__Exercise details__: Repeat each line of the material below exactly as it appears, minus any pictures.

--- The records Enclosed Below ---

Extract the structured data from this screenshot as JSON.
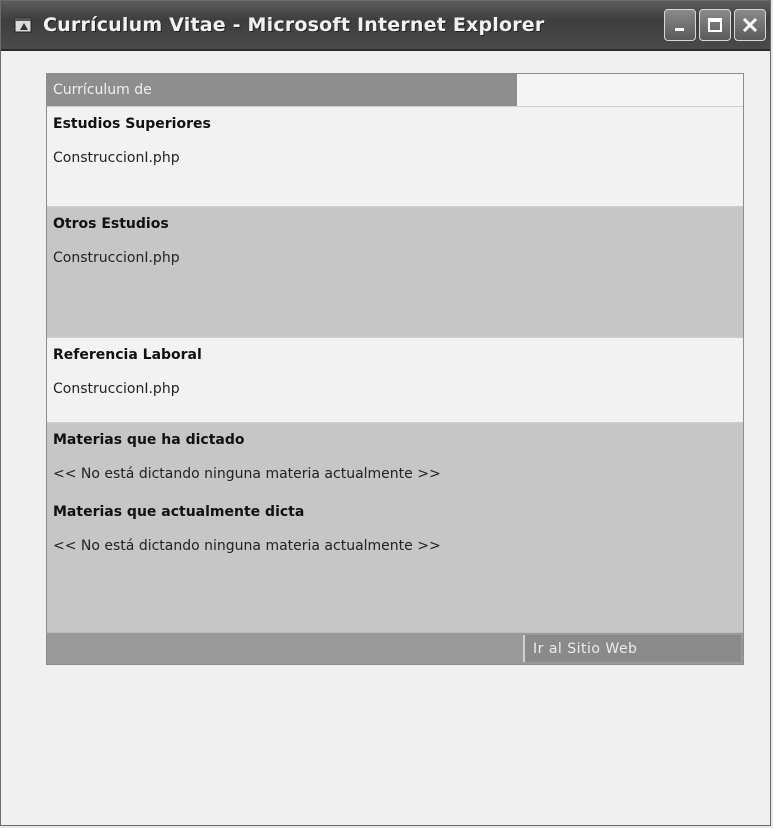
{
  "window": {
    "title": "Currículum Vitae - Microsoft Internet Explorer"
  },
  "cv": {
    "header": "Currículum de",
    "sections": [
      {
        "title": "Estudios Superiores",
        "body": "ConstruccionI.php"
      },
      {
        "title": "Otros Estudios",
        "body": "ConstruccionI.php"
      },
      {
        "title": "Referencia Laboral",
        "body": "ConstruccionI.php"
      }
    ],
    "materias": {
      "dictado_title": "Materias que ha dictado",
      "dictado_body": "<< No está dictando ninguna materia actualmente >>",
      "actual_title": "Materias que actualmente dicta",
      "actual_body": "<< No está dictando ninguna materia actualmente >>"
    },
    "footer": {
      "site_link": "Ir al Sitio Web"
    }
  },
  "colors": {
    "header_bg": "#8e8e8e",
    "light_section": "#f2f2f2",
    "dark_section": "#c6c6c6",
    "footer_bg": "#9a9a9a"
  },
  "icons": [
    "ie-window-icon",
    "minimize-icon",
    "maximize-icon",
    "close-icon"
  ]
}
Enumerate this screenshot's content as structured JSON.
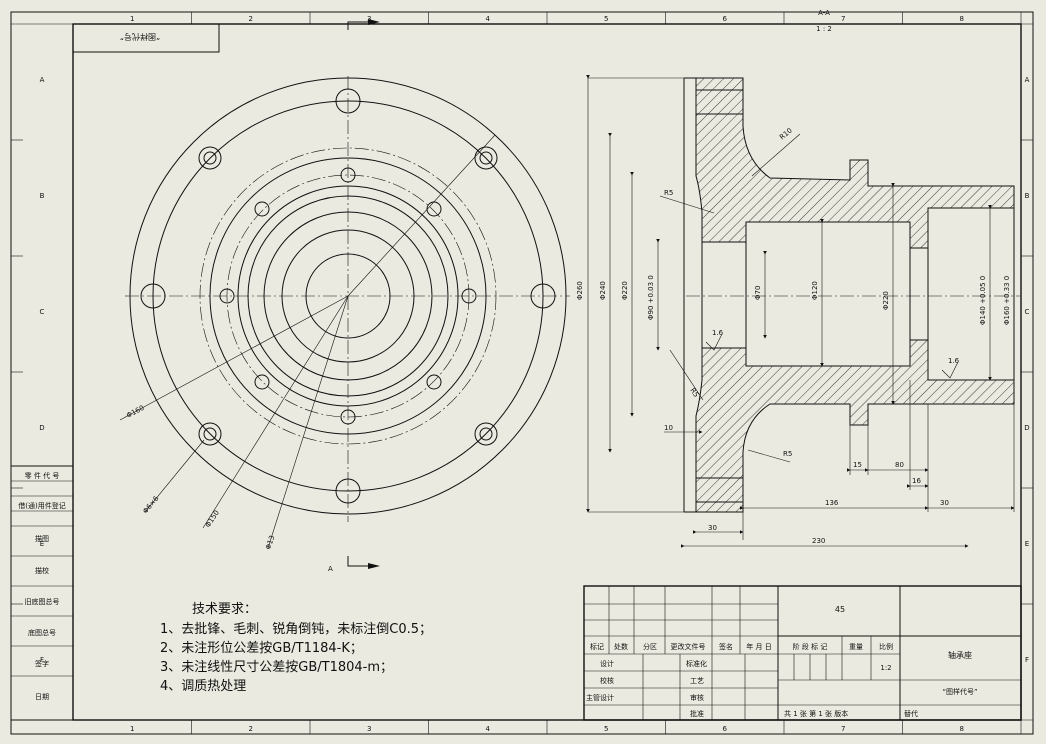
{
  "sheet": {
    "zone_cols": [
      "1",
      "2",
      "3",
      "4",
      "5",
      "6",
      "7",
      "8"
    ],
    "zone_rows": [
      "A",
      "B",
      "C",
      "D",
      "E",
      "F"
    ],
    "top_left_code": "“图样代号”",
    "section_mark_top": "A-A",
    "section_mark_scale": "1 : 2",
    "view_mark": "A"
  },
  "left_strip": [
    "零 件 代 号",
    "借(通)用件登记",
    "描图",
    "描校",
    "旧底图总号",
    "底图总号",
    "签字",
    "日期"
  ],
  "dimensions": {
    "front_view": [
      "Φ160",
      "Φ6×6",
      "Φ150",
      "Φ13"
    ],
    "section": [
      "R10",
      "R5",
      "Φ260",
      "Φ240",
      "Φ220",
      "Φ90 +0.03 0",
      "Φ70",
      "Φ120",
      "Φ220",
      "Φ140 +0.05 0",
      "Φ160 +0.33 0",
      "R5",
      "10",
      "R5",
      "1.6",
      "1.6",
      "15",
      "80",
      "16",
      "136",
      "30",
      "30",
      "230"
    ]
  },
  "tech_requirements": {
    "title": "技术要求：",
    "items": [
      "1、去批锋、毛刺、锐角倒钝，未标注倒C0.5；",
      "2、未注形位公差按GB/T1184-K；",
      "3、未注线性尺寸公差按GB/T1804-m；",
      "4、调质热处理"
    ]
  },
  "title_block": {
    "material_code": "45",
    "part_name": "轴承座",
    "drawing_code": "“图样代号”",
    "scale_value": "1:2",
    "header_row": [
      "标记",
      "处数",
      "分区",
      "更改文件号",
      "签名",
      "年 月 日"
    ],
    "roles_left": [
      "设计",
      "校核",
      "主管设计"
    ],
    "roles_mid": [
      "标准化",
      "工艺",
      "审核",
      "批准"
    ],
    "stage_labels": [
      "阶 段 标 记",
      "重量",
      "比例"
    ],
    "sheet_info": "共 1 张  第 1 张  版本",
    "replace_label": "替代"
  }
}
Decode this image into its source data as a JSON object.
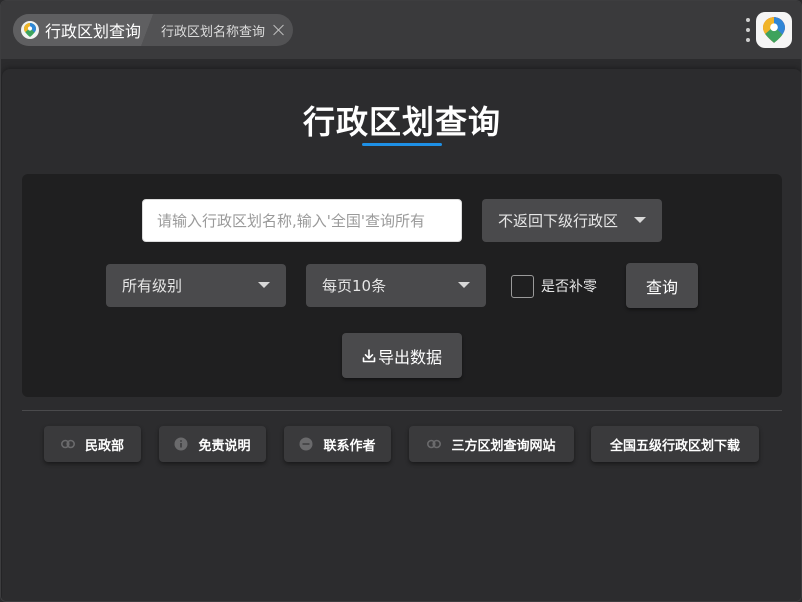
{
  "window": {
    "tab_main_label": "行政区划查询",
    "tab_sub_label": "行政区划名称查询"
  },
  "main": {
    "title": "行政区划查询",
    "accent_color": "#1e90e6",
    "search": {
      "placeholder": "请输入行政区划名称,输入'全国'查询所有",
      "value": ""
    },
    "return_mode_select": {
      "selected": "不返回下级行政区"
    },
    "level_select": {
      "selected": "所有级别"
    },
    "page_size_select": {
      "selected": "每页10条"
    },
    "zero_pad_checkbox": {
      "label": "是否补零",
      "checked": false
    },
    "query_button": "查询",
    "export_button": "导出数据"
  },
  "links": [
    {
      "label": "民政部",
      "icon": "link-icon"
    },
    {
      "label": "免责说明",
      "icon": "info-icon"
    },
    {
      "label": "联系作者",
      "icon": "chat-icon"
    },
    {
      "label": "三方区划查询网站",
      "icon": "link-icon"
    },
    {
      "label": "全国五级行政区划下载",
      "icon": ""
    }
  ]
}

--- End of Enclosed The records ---

__The answer__:
Extract the structured data from this screenshot as JSON.
{
  "window": {
    "title": "Currículum Vitae - Microsoft Internet Explorer"
  },
  "cv": {
    "header": "Currículum de",
    "sections": [
      {
        "title": "Estudios Superiores",
        "body": "ConstruccionI.php"
      },
      {
        "title": "Otros Estudios",
        "body": "ConstruccionI.php"
      },
      {
        "title": "Referencia Laboral",
        "body": "ConstruccionI.php"
      }
    ],
    "materias": {
      "dictado_title": "Materias que ha dictado",
      "dictado_body": "<< No está dictando ninguna materia actualmente >>",
      "actual_title": "Materias que actualmente dicta",
      "actual_body": "<< No está dictando ninguna materia actualmente >>"
    },
    "footer": {
      "site_link": "Ir al Sitio Web"
    }
  },
  "colors": {
    "header_bg": "#8e8e8e",
    "light_section": "#f2f2f2",
    "dark_section": "#c6c6c6",
    "footer_bg": "#9a9a9a"
  },
  "icons": [
    "ie-window-icon",
    "minimize-icon",
    "maximize-icon",
    "close-icon"
  ]
}
Enumerate this screenshot's content as structured JSON.
{
  "sheet": {
    "zone_cols": [
      "1",
      "2",
      "3",
      "4",
      "5",
      "6",
      "7",
      "8"
    ],
    "zone_rows": [
      "A",
      "B",
      "C",
      "D",
      "E",
      "F"
    ],
    "top_left_code": "“图样代号”",
    "section_mark_top": "A-A",
    "section_mark_scale": "1 : 2",
    "view_mark": "A"
  },
  "left_strip": [
    "零 件 代 号",
    "借(通)用件登记",
    "描图",
    "描校",
    "旧底图总号",
    "底图总号",
    "签字",
    "日期"
  ],
  "dimensions": {
    "front_view": [
      "Φ160",
      "Φ6×6",
      "Φ150",
      "Φ13"
    ],
    "section": [
      "R10",
      "R5",
      "Φ260",
      "Φ240",
      "Φ220",
      "Φ90 +0.03 0",
      "Φ70",
      "Φ120",
      "Φ220",
      "Φ140 +0.05 0",
      "Φ160 +0.33 0",
      "R5",
      "10",
      "R5",
      "1.6",
      "1.6",
      "15",
      "80",
      "16",
      "136",
      "30",
      "30",
      "230"
    ]
  },
  "tech_requirements": {
    "title": "技术要求：",
    "items": [
      "1、去批锋、毛刺、锐角倒钝，未标注倒C0.5；",
      "2、未注形位公差按GB/T1184-K；",
      "3、未注线性尺寸公差按GB/T1804-m；",
      "4、调质热处理"
    ]
  },
  "title_block": {
    "material_code": "45",
    "part_name": "轴承座",
    "drawing_code": "“图样代号”",
    "scale_value": "1:2",
    "header_row": [
      "标记",
      "处数",
      "分区",
      "更改文件号",
      "签名",
      "年 月 日"
    ],
    "roles_left": [
      "设计",
      "校核",
      "主管设计"
    ],
    "roles_mid": [
      "标准化",
      "工艺",
      "审核",
      "批准"
    ],
    "stage_labels": [
      "阶 段 标 记",
      "重量",
      "比例"
    ],
    "sheet_info": "共 1 张  第 1 张  版本",
    "replace_label": "替代"
  }
}
Decode this image into its source data as a JSON object.
{
  "window": {
    "tab_main_label": "行政区划查询",
    "tab_sub_label": "行政区划名称查询"
  },
  "main": {
    "title": "行政区划查询",
    "accent_color": "#1e90e6",
    "search": {
      "placeholder": "请输入行政区划名称,输入'全国'查询所有",
      "value": ""
    },
    "return_mode_select": {
      "selected": "不返回下级行政区"
    },
    "level_select": {
      "selected": "所有级别"
    },
    "page_size_select": {
      "selected": "每页10条"
    },
    "zero_pad_checkbox": {
      "label": "是否补零",
      "checked": false
    },
    "query_button": "查询",
    "export_button": "导出数据"
  },
  "links": [
    {
      "label": "民政部",
      "icon": "link-icon"
    },
    {
      "label": "免责说明",
      "icon": "info-icon"
    },
    {
      "label": "联系作者",
      "icon": "chat-icon"
    },
    {
      "label": "三方区划查询网站",
      "icon": "link-icon"
    },
    {
      "label": "全国五级行政区划下载",
      "icon": ""
    }
  ]
}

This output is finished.